k→∞
16π 2 ² (2π)d (k 2 − m2e )
Z d
3λ2 1 4 d k 4k 4
=i 2
− 6g − iδλ ,
16π ² (2π) (k − m2e )4
d 2
¡ ¢
3λ2 1 2 i d(d + 2) Γ 2 − d2
=i − 24g − iδλ ,
16π 2 ² (4π)d/2 4 6∆2−d/2
3λ2 1 3g 4 1
=i − i − iδλ .
16π 2 ² π2 ²
Therefore, applying our renormalization conditions, we see that
µ 2 ¶
3λ 3g 4 1
∴ δλ = − 2 . (b.4)
16π 2 π ²
4 JACOB LEWIS BOURJAILY

Appendix

 
Feynman Rules and Renormalization Conditions

Given the Lagrangian for pseudo-scalar Yukawa theory,
1 1 λ
L = (∂µ φ)2 − m2φ φ2 + ψ(i 6∂ − me )ψ − igψγ 5 ψφ − φ4
2 2 4!
1 1 δλ
+ δφ (∂µ φ)2 − δmφ φ2 + ψ(iδ2 6∂ − δme )ψ − igδ1 ψγ 5 ψφ − φ4 ,
2 2 4!
we can derive the renormalized Feynman rules.

 
i
= p2 −mφ2 +i² = 6 p−mie +i²

= −iλ = gγ 5

× = i(p2 δφ − δmφ )
p
× p
= i(6pδ2 − δme )


× = −iδλ × = gδ1 γ 5

To derive the counter terms explicitly, it is necessary to offer a convention of renormalization condi-
tions. Above, we have used the conditions:

i
= p2 −mφ2 +i² with pole = 1.

= −iλ at s = 4m2 , t = u = 0.
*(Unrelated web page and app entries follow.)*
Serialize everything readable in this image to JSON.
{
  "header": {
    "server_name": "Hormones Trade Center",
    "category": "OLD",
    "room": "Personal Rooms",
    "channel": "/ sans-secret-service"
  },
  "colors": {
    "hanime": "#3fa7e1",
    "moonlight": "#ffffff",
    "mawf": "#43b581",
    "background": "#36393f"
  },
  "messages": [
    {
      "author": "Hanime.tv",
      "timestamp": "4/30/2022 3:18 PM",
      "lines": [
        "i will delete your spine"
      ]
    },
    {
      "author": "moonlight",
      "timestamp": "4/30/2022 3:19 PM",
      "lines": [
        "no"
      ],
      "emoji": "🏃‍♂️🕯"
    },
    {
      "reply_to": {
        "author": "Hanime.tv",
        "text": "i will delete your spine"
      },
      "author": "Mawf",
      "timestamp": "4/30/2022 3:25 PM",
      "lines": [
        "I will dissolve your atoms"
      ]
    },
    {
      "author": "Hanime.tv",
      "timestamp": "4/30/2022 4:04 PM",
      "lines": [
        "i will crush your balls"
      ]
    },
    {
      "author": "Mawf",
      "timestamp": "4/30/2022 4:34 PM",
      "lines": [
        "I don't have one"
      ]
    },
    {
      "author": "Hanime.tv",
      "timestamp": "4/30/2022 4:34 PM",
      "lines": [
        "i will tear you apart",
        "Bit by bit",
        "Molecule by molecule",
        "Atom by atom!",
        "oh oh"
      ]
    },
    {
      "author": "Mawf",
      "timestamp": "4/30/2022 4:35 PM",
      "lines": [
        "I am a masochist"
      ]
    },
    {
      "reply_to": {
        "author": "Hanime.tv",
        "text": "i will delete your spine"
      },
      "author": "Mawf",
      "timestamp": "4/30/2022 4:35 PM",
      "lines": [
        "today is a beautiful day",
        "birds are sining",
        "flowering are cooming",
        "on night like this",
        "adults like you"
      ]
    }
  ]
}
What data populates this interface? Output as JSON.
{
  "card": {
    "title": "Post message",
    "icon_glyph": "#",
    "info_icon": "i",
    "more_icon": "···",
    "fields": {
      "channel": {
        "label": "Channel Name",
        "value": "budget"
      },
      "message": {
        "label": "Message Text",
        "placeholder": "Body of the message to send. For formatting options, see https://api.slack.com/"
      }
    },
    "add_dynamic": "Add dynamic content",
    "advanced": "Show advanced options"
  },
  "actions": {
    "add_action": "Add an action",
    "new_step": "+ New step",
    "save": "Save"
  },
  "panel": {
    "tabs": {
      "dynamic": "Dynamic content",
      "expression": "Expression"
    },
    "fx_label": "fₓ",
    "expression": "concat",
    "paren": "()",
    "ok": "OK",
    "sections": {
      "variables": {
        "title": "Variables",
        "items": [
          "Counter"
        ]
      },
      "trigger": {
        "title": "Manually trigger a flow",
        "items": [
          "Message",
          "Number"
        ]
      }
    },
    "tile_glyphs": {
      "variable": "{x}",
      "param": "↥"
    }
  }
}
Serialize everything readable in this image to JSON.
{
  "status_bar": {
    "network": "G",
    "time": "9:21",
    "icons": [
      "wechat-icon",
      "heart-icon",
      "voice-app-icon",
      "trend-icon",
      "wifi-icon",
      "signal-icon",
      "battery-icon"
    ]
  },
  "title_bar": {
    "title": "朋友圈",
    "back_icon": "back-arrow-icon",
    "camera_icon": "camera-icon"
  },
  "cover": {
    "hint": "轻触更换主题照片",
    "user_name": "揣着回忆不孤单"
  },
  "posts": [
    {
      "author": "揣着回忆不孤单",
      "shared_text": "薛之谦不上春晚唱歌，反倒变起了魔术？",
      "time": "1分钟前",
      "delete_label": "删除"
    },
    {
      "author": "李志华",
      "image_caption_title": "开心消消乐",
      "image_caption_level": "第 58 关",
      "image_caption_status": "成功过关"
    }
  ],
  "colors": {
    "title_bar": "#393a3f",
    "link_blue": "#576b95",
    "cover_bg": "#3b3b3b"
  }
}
Σ(6p = m) = 0.
¯
dΣ(6p) ¯¯
= 0.
d 6p ¯6 p=m
gΓ5 (q = 0) = gγ 5 .